Here’s a vintage piece by Susan Orlean.
[Illustration by Jack Teagle]
I don’t know too much about Susan Orlean though I really enjoyed a profile she once wrote on Felipe Lopez. She appears to be a gifted, dedicated writer. I do know that she has a blog at the New Yorker and it’s worth checking out.
From a recent post:

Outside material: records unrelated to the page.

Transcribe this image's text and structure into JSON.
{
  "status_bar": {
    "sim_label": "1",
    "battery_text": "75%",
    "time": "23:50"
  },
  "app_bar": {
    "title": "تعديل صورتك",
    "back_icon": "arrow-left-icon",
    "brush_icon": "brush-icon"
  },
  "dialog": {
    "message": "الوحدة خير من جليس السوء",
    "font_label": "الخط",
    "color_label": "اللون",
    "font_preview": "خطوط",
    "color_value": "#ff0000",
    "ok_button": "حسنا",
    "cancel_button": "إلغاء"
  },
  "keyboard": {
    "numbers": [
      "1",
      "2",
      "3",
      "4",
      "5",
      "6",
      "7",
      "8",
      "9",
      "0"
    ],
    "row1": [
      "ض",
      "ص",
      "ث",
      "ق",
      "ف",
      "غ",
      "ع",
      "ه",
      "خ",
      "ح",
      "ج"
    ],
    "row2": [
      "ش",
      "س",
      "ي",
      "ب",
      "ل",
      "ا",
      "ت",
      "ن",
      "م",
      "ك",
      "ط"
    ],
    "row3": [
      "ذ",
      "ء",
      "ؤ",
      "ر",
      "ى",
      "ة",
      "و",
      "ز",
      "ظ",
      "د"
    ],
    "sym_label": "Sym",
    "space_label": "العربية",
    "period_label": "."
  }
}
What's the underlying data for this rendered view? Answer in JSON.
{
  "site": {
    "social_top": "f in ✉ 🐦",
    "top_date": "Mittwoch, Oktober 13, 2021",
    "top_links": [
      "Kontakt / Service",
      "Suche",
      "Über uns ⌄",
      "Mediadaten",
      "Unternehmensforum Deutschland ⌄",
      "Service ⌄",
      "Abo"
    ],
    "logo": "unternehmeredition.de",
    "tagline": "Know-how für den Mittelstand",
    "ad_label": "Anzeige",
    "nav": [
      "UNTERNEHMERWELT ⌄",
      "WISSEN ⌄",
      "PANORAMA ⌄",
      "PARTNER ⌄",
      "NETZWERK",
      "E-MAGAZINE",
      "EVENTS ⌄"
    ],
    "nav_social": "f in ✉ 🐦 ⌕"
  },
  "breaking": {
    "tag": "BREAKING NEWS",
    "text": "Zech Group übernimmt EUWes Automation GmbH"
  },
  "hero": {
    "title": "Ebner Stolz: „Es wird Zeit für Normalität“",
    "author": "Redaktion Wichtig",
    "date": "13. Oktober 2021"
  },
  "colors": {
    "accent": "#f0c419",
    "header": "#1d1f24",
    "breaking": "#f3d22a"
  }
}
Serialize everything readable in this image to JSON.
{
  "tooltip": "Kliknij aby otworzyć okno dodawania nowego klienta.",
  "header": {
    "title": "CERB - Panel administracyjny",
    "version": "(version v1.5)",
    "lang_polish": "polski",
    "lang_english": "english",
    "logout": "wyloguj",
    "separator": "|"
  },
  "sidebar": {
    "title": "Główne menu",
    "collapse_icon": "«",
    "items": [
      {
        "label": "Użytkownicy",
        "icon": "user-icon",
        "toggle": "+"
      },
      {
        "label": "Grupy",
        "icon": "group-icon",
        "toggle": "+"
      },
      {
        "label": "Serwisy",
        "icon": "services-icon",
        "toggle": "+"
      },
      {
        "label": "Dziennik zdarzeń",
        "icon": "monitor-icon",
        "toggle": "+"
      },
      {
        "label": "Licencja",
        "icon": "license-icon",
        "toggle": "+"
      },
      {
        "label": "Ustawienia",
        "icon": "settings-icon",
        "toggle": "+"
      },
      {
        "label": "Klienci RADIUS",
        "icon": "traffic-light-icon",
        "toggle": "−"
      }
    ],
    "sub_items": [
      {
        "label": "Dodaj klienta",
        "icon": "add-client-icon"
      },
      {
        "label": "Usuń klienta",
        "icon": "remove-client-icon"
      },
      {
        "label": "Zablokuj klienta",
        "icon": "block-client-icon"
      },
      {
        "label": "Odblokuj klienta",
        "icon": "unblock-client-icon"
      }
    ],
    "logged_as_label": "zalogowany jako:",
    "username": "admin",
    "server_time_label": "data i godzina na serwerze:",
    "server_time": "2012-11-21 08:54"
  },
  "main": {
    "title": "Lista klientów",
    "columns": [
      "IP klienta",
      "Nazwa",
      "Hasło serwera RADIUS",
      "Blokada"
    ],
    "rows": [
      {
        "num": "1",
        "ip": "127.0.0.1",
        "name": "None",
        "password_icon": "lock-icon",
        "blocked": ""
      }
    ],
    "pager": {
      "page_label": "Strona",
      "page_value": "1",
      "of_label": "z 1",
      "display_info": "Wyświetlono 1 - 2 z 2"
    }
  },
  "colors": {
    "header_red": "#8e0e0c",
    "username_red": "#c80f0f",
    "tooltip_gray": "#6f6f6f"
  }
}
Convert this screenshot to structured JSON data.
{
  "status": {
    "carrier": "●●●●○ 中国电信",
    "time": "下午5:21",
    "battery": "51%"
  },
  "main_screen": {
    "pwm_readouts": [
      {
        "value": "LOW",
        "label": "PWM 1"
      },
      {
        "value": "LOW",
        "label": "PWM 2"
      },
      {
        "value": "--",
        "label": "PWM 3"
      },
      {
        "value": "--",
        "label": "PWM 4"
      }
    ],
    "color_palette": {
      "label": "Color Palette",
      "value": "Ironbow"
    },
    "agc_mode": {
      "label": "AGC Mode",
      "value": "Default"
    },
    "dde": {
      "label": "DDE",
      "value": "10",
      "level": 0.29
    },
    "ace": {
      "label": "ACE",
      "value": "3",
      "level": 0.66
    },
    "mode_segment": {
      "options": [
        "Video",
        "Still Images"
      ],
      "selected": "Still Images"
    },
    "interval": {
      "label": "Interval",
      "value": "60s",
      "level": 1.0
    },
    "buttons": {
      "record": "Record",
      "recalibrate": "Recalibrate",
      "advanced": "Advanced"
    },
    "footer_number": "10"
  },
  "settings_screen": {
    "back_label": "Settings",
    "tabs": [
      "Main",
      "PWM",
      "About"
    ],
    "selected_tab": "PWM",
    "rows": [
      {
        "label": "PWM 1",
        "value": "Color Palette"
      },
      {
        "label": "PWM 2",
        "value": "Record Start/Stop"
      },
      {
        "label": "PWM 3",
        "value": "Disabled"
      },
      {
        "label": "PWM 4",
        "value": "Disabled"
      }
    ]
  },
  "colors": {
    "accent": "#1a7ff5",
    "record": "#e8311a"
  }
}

There is nothing at all novel about the peculiar, ambient intimacy of social media if you have spent any time living in New York City. Life in Manhattan is like living inside a gigantic Twitter stream. What you get to know about people you don’t know simply by accidental adjacency is astonishing. For a few years, a guy who lived in the building across the street from me practiced piano every day in the nude. He had double-height windows in his apartment and had positioned the piano to take advantage of the nice western exposure, and would plop himself down every afternoon and begin his etudes wearing not one stitch of clothes. I had an unobstructed view of him from my living room. I wouldn’t have recognized him on the street and I didn’t know his name, but I knew him, or at least knew his body, and knew this odd habit of his. To put it in social-media terms, it was as if @weirdneighbor were tweeting, “I like playing piano in the nude. Whatever.” Because of the slant of the sun and the size of my windows, I don’t think he could see me, so our relationship, as it were, was less like Facebook, where the exchange is mutual, and more like Twitter: in other words, I was “following” him, but he wasn’t following me.
[Night Windows, By Edward Hopper (1928)]